In Shockey v. Everett, Superior Court, judicial district of Stamford-Norwalk at Stamford, Docket No. CV99-0173143, 2000 WL 277181 (March 1, 2000) (Lewis, J.) (26 Conn. L. Rptr. 502), the defendants objected to an application for pre judgment remedy claiming that the property was protected by the homestead exemption. The court wrote: “Three Superior Court cases, however, have overruled objections to the granting of a prejudgment remedy based on the wording of General Statutes § 52-352a (c) which defines ‘exempt’ as referring to ‘process or court order for the purpose of debt collection.’ ” Id., at 503.
The cases cited in Shockey are L. Suzio Asphalt Co., Inc. v. Ferreira Construction Corp., Superior Court, judicial district of New Haven, Docket No. 351912, 1993 WL 448441 (October 19, 1993) (10 Conn. L. Rptr. 264) (9 C.S.C.R. 48) (DeMayo, J.); Dunbar v. Dunbar, Superior Court, judicial district of New London, Docket No. 528800, 1994 WL 14517 (January 10, 1994) (10 Conn. L. Rptr. 587) (Austin, J.), aff'd, Dunbar v. Dunbar, Superior Court, judicial district of New London, Docket No. 528800, 1994 WL 174409 (April 29, 1994) (Austin, J.); and Jester v. Goodrich, supra, 18 Conn. L. Rptr. at 491, 1997 WL 16856.

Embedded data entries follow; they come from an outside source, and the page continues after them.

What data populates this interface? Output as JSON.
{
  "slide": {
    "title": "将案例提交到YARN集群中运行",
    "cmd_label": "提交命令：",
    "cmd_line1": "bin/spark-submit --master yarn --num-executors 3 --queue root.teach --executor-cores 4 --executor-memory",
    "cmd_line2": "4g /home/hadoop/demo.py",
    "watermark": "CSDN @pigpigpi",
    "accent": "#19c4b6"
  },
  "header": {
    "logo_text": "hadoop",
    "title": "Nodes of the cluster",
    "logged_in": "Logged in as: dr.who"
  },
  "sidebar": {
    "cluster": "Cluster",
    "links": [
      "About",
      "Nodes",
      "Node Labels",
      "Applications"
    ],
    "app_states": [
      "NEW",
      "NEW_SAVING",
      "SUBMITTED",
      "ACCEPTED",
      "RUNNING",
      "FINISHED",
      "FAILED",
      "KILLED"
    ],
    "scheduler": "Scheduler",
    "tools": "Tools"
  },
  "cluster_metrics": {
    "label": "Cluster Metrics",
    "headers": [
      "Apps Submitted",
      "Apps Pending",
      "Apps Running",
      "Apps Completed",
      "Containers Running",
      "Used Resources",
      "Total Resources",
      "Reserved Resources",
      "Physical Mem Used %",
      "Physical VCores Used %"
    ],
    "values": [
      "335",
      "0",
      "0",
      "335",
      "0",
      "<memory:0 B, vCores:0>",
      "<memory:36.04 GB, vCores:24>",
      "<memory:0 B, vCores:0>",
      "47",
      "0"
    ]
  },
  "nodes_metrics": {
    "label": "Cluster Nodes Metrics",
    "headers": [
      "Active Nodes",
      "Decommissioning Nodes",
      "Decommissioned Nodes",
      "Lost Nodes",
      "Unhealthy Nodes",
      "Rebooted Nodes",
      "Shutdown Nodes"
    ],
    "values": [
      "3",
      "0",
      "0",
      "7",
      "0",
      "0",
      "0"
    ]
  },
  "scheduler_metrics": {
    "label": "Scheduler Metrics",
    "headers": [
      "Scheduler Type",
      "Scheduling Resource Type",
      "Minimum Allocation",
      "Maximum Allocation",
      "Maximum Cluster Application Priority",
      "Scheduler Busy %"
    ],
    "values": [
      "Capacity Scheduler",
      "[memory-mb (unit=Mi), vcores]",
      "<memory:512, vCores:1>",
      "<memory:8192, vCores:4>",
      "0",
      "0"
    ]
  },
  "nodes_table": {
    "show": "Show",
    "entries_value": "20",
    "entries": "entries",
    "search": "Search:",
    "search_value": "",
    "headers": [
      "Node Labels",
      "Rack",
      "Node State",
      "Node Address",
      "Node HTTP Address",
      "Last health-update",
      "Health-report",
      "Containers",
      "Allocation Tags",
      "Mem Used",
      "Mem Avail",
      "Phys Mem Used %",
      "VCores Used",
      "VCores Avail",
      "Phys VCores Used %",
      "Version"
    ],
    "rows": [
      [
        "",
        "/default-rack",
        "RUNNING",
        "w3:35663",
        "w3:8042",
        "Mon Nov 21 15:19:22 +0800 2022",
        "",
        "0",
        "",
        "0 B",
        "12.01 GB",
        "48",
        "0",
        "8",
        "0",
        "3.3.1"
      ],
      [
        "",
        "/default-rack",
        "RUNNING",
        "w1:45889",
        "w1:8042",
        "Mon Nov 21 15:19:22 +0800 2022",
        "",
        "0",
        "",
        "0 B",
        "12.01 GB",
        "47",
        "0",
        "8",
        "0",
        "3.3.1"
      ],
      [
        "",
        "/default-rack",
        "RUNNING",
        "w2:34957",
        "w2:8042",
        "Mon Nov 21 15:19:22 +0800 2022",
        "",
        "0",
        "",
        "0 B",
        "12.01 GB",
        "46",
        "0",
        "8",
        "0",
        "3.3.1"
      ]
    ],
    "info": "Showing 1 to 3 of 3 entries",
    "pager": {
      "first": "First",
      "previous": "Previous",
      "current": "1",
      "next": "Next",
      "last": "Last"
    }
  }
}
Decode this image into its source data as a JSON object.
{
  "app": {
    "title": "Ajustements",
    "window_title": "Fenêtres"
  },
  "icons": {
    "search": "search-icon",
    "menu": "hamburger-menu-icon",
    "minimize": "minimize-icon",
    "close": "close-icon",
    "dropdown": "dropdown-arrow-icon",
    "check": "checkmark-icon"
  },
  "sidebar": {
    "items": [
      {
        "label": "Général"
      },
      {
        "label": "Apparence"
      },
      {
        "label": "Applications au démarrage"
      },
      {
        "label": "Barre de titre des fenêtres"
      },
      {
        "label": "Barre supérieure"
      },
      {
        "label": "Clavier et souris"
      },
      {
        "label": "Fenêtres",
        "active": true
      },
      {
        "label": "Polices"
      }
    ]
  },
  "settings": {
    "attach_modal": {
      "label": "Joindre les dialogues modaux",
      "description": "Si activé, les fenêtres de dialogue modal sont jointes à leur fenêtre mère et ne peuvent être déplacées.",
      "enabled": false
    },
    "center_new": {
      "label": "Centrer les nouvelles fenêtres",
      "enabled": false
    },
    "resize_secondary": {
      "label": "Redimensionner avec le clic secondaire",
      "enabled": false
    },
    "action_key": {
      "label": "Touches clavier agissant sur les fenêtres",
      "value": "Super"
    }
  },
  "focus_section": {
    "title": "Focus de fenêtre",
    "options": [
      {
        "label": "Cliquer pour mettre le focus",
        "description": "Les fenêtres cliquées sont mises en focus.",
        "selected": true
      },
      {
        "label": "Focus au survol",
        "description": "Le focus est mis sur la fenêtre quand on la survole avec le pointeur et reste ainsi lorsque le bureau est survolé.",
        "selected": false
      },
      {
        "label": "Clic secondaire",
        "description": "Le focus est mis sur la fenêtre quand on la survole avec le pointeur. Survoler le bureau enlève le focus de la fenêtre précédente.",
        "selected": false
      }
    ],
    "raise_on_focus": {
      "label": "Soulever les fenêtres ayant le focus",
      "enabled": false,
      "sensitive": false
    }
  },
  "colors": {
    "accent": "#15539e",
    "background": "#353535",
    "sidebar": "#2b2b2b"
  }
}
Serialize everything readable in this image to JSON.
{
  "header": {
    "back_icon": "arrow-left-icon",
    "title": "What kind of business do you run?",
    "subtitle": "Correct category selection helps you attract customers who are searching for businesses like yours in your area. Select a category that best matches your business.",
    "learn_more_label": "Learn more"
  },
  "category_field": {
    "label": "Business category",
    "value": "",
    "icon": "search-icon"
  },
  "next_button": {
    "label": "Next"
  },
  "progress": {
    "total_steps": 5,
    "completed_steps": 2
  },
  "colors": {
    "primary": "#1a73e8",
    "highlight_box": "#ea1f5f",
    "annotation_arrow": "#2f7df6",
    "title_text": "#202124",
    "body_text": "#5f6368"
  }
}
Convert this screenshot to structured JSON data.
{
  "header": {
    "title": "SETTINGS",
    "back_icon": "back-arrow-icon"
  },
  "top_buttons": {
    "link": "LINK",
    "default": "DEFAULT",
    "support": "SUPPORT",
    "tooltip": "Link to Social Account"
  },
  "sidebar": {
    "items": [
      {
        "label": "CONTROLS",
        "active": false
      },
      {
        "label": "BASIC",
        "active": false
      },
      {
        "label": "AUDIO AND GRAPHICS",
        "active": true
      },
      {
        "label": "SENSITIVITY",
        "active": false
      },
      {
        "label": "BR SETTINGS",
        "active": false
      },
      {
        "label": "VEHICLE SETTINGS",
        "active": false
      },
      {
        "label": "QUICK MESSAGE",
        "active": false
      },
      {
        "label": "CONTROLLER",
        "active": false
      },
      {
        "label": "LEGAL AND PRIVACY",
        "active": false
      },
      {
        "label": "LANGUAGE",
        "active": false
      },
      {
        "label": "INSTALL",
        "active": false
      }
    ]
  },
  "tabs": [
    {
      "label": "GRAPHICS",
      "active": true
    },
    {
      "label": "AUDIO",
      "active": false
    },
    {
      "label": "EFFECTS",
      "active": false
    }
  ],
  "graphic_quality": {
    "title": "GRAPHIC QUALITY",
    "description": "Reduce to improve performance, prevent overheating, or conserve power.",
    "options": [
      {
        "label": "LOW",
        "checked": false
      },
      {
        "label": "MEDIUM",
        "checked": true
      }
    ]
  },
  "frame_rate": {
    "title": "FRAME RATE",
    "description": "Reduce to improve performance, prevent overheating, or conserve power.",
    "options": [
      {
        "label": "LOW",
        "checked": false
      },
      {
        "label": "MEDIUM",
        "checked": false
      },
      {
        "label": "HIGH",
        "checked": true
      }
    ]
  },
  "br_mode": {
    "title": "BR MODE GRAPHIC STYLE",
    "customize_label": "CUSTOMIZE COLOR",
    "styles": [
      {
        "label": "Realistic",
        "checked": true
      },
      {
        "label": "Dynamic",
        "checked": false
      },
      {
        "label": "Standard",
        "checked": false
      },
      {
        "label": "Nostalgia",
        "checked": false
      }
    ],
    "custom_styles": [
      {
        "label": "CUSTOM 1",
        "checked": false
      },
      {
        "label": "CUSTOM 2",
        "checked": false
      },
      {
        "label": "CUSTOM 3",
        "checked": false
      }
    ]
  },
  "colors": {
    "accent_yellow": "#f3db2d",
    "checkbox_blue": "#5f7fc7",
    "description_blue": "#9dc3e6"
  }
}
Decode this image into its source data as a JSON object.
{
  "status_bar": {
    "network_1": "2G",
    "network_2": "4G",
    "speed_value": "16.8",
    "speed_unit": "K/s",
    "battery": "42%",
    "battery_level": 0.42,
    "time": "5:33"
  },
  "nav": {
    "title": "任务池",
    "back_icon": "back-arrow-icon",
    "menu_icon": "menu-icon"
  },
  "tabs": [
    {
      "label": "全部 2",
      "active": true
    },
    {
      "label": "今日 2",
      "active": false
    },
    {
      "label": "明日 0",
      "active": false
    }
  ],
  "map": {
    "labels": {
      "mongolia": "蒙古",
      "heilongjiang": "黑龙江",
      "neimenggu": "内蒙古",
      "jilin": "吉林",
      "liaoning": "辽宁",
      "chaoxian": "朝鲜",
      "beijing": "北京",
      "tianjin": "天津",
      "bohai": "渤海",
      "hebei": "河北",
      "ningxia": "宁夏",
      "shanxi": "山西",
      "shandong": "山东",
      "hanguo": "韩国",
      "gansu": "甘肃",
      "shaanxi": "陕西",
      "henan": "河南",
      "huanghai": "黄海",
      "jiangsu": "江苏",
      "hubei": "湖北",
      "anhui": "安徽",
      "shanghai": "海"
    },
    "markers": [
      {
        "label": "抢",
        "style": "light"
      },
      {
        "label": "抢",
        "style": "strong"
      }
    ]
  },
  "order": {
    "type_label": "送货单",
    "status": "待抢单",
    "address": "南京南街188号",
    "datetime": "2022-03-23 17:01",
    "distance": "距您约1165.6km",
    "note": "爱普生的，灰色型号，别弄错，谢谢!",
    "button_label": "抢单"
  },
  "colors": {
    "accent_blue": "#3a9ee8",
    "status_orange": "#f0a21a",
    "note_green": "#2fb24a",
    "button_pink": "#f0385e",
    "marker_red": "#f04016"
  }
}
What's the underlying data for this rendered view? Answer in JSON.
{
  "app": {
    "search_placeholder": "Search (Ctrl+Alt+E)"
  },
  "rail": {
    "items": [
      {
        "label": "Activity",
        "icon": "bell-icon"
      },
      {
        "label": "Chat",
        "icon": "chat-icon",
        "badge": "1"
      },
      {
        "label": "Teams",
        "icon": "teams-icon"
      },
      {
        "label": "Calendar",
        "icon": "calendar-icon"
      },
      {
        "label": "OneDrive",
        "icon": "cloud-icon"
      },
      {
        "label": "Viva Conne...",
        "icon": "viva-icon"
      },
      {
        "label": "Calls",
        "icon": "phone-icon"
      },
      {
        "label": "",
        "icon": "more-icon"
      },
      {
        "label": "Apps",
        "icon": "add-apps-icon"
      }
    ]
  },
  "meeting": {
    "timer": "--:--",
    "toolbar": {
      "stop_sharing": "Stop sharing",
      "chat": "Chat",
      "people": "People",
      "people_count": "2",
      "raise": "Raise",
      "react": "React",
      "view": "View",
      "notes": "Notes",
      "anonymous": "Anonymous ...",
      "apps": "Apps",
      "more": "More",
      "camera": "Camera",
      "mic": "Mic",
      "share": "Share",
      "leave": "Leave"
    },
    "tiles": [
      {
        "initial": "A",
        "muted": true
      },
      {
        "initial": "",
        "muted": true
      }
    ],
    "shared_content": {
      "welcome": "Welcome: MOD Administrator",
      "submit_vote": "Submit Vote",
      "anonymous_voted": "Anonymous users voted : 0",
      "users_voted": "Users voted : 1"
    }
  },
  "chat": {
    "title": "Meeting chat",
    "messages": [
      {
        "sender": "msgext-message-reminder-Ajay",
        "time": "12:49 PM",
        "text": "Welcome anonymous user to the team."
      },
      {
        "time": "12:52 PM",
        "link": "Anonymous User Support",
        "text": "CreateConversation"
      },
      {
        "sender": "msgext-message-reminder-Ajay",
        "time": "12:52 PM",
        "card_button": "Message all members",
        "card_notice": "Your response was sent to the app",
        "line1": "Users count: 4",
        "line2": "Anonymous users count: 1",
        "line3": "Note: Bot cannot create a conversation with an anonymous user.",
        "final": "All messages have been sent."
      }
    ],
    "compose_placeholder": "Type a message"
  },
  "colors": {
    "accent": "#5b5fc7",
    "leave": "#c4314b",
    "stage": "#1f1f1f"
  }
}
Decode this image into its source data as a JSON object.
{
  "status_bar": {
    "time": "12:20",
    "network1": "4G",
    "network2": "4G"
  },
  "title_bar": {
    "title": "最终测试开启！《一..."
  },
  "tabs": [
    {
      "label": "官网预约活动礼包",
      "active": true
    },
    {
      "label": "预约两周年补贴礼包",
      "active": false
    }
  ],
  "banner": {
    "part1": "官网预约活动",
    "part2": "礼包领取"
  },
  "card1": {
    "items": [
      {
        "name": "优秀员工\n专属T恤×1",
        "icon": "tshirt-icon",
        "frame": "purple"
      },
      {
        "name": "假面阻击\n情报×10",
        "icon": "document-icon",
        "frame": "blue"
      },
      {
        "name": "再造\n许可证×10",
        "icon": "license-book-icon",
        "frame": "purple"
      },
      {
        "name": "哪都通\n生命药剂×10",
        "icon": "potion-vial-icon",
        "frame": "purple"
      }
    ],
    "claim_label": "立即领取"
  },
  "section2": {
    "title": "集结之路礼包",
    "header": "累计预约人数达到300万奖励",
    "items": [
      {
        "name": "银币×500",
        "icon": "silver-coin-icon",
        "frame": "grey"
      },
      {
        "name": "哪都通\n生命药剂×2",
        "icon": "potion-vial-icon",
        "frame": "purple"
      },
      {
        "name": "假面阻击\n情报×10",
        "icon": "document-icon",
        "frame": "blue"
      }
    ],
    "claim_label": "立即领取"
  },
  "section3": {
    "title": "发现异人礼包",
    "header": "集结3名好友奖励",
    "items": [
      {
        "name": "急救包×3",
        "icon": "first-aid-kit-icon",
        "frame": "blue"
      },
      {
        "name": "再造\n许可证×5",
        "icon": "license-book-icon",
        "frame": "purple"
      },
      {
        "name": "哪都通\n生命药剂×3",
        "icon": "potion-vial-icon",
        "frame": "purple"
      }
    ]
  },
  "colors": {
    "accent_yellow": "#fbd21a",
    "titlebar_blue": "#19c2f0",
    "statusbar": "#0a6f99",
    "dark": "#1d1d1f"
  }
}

Thus this court is faced with Rice, a Superior Court case which cites Shawmut Bank, N.A. but concludes by holding “[t]his court believes the homestead exemption issue is not fully briefed. Should plaintiff desire to pursue this avenue, brief is to be submitted by September 30, 1998 with defendant's brief by October 23, 1998 ․ Rice v. Bennett, supra, Superior Court, Docket No. CV98PJR-0350602S, 1998 WL 573253.
The Supreme Court in Shawmut Bank, N.A. specifically answers the question, but its discussion of the matter is limited to “and therefore from prejudgment attachment” without any further analysis. Shawmut Bank, N.A. v. Valley Farms, supra, 222 Conn. at 366, 610 A.2d 652.
Notwithstanding the dicta in Shawmut Bank, N.A., the Superior Courts appear to have allowed attachments against property which would be covered by the homestead exemption. The argument in favor of this result is based on a question of priorities in the event of multiple claims against property. Certainly it is possible that many attachments against property protected by the homestead exemption may eventually be paid when properties are sold or for one reason or another the homestead exemption is lost. If attachments are not allowed against homestead property, there is no way to perfect the priority of an earlier creditor against a later creditor.
Moreover, the homestead exemption in Connecticut for property jointly owned by a husband and wife is $150,000. It seems reasonable to assume that there would be many properties that do not contain equity in excess of $150,000. If prejudgment remedies are possible only to the extent of the equity in the family home, the homestead exemption attachment as means of debt collection would be of limited use.
While acknowledging that this court is bound by precedent established by the Supreme Court, it appears that the Supreme Court holding in Shawmut Bank, N.A. is pure dicta which had not been subject to any degree of analysis. Under these circumstances, the court does not find that dicta binding upon it.
A prejudgment remedy against the subject real estate is, therefore, granted in the amount of $29,000.